|Japanese knotweed at the ideal size for recipes|
We have conflicting feelings about one of the most abundant invasive plants in the Northeast, Japanese knotweed (Fallopia japonica, syn Polygonum cuspidatum). Yes, it is edible when it first comes up in the spring, and purportedly it has all kinds of medicinal properties, but is its potential edibility blinding some people to the fact it is also terribly invasive? I cringe all the time when I see people wish knotweed grew in their area! We have witnessed many native habitats taken over by a mono-stand of impenetrable knotweed forests, all to the detriment of diversity and a healthy ecosystem. Invasive plants like Japanese knotweed are successful because they seed prolifically, grow faster and earlier than native plants thereby cutting off sunlight for the smaller, slower-growing plants, and invasives tend to alter the soil making it undesirable for the native plant populations. While we would never advocate for the CT DEEP's suggestions of poisoning and spraying populations of invasive plants, we also feel we shouldn't gloss over the destructive nature of Japanese knotweed for romanticized versions of wild edible plants.

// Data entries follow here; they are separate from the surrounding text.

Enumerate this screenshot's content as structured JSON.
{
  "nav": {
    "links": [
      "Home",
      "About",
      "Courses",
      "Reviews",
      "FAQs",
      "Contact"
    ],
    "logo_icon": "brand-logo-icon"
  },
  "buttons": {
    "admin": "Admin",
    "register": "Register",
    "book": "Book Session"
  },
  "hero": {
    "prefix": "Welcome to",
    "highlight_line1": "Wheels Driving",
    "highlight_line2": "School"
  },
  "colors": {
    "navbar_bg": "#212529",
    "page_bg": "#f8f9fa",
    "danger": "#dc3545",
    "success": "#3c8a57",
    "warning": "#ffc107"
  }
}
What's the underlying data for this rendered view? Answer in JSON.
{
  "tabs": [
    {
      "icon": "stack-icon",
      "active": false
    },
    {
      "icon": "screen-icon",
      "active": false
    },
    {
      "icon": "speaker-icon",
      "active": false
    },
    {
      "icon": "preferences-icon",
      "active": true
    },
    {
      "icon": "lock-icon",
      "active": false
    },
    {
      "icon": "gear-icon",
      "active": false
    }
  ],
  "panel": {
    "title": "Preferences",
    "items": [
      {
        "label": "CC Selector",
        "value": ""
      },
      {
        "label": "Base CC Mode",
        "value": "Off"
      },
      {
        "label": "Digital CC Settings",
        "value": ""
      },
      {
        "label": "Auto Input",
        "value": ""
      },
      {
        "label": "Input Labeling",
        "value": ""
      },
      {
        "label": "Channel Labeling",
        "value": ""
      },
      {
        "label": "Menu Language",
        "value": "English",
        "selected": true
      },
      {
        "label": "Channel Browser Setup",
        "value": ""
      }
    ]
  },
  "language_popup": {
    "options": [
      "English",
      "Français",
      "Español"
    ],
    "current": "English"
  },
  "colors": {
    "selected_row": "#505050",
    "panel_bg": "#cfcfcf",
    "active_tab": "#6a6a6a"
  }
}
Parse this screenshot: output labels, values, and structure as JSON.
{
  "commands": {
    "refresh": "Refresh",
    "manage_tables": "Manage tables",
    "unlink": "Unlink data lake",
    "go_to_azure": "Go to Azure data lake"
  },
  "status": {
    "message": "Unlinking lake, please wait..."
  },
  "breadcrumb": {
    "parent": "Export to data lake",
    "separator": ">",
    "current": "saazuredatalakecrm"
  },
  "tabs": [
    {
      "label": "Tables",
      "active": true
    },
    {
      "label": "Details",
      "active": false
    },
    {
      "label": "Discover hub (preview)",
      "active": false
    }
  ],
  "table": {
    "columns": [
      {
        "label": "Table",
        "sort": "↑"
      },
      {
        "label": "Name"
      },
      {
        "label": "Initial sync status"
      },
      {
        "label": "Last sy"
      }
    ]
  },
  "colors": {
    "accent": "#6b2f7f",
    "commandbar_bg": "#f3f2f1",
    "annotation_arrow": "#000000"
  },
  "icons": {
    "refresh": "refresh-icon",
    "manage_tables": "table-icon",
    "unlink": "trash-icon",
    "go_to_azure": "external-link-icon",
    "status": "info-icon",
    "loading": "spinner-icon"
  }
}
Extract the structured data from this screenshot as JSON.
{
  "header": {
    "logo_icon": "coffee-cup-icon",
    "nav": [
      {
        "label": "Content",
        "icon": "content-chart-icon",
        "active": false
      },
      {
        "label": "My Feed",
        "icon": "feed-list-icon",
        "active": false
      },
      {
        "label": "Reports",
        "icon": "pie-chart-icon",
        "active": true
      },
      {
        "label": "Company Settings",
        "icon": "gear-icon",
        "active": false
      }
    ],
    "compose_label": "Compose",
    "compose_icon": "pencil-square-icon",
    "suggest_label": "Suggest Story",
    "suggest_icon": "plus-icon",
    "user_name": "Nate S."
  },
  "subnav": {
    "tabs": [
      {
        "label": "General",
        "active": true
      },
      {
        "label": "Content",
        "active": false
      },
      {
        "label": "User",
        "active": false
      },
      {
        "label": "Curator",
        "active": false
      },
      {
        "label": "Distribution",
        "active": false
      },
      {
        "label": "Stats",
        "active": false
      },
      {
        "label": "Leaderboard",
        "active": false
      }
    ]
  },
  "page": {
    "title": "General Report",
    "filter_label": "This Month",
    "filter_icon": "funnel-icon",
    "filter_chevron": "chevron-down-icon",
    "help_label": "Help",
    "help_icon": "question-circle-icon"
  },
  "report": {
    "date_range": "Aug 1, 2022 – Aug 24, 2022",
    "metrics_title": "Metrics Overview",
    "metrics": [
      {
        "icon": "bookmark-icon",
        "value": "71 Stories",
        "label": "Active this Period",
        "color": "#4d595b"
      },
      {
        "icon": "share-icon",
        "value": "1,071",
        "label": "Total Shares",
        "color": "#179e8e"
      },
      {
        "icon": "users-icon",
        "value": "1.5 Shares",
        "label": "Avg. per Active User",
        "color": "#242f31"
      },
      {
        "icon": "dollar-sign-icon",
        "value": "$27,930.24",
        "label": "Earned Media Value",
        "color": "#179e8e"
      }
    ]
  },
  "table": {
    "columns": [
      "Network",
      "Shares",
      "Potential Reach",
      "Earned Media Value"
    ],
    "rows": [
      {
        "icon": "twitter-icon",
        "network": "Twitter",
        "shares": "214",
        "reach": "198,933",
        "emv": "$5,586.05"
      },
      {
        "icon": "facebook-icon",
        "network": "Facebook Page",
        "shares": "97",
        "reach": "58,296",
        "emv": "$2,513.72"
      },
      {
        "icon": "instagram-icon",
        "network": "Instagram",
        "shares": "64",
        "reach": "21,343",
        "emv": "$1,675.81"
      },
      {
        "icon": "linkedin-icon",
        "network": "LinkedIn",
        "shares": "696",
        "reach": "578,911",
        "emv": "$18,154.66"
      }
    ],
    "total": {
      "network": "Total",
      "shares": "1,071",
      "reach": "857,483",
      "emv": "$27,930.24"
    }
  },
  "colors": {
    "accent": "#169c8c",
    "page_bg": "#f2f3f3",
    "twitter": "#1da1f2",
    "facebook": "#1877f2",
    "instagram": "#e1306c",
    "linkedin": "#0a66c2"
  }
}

The history of the introduction of Japanese knotweed to North America plus some identifying information can be found in the Wild Edible Notebook, a monthly e-publication put out by Wild Food Girl for a nominal subscription fee. We were very happy to contribute to the April 2015 edition.
Over the years, we have come up with several recipes to eat the spring shoots of knotweed, trying not to present them as an ideal solution to the invasive plant problem, but rather as an alternative to spraying or ignoring your local knotweed sources. Eat the Invasives! But also remember to curb their spread by harvesting responsibly and properly disposing of any plant material that may take the opportunity to root and spread further.
We have started collecting some of the dried, smaller hollow stems of knotweed to use as biodegradable straws. They are not completely impervious to getting wet over hours of being immersed, but are useful when sipping drinks around the house, and kids get a real kick out of wild-crafting with natural items they can find and manipulate on their own. Gillian has even crafted a blow-dart gun with the hollow tubes, using the larger lower stalks for the "gun" by cutting off the joints at both ends, and making the "dart" from smaller diameter stalks that are have the closed joints at both ends to provide air resistance when blown out of the "gun" tube. Involving your kids in the hunt for wild foods can be fun for them, even if they are just fooling around while you do all the dirty work of harvesting. Sword fights with dried knotweed stalks are always fun, and the hollow tubes can be cut down to use as small bowls and vessels while building fairy houses.
|Lots of potential straws here, as well as building material for kids and their imaginations|
Eat the knotweed, play with the knotweed, but don't spread the knotweed.